[Stored entries]:
· · · · · · ·
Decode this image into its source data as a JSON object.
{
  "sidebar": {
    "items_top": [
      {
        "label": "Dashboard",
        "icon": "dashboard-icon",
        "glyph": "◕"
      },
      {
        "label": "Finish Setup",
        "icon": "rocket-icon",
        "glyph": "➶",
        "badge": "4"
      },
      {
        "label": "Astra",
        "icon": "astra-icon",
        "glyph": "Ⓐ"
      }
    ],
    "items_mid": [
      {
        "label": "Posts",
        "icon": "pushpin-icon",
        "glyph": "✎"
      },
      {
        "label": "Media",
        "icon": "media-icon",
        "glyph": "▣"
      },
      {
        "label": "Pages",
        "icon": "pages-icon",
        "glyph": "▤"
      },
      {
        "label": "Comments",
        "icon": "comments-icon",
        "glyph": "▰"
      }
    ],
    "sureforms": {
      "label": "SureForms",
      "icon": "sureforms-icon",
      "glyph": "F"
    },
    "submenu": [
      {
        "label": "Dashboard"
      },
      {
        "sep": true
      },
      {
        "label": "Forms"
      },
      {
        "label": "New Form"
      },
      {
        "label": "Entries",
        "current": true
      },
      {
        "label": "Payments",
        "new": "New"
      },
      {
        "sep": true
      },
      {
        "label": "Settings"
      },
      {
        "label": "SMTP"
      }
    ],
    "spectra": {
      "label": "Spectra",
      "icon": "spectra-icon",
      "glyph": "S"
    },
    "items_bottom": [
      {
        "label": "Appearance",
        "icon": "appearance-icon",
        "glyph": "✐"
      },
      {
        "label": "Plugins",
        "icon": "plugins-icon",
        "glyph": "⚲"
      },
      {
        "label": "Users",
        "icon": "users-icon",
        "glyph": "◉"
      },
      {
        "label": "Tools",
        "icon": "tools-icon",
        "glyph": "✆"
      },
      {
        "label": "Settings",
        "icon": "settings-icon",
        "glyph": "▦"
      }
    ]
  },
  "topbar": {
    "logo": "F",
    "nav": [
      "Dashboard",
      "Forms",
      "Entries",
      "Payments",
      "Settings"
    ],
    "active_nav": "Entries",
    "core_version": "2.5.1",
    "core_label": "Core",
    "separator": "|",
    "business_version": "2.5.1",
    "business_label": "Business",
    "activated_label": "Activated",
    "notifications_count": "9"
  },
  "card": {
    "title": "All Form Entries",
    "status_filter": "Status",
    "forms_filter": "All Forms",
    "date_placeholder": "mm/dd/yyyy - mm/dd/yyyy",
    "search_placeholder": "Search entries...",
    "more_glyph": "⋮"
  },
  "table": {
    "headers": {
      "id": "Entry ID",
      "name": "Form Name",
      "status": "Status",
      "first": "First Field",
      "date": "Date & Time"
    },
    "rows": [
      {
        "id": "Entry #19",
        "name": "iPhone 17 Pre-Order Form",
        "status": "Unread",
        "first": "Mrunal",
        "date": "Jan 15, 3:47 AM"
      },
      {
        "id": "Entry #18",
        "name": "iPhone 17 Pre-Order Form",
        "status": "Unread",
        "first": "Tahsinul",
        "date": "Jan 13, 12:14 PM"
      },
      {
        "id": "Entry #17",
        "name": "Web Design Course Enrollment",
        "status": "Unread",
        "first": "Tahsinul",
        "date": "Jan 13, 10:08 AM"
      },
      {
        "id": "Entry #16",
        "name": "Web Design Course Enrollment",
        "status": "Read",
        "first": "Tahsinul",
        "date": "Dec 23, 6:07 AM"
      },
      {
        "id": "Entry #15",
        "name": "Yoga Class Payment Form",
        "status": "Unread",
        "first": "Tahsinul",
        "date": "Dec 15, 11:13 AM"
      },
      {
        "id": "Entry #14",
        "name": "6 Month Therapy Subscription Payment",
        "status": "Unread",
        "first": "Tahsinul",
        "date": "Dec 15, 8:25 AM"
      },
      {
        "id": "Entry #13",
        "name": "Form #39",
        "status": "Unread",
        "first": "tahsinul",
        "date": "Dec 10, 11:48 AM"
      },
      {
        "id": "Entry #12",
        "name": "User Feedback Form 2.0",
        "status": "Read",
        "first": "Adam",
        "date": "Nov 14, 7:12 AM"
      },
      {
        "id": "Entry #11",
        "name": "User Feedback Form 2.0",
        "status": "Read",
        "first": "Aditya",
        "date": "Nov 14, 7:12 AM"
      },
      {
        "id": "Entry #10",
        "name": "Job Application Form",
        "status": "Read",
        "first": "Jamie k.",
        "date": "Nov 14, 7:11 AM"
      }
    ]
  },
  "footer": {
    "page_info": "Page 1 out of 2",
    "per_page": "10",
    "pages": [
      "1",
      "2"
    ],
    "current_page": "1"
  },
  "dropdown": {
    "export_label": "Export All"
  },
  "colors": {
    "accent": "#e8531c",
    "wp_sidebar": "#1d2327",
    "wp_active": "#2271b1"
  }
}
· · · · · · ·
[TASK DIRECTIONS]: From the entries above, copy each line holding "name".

[WRITTEN ANSWER]:
      "name": "Form Name",
        "name": "iPhone 17 Pre-Order Form",
        "name": "iPhone 17 Pre-Order Form",
        "name": "Web Design Course Enrollment",
        "name": "Web Design Course Enrollment",
        "name": "Yoga Class Payment Form",
        "name": "6 Month Therapy Subscription Payment",
        "name": "Form #39",
        "name": "User Feedback Form 2.0",
        "name": "User Feedback Form 2.0",
        "name": "Job Application Form",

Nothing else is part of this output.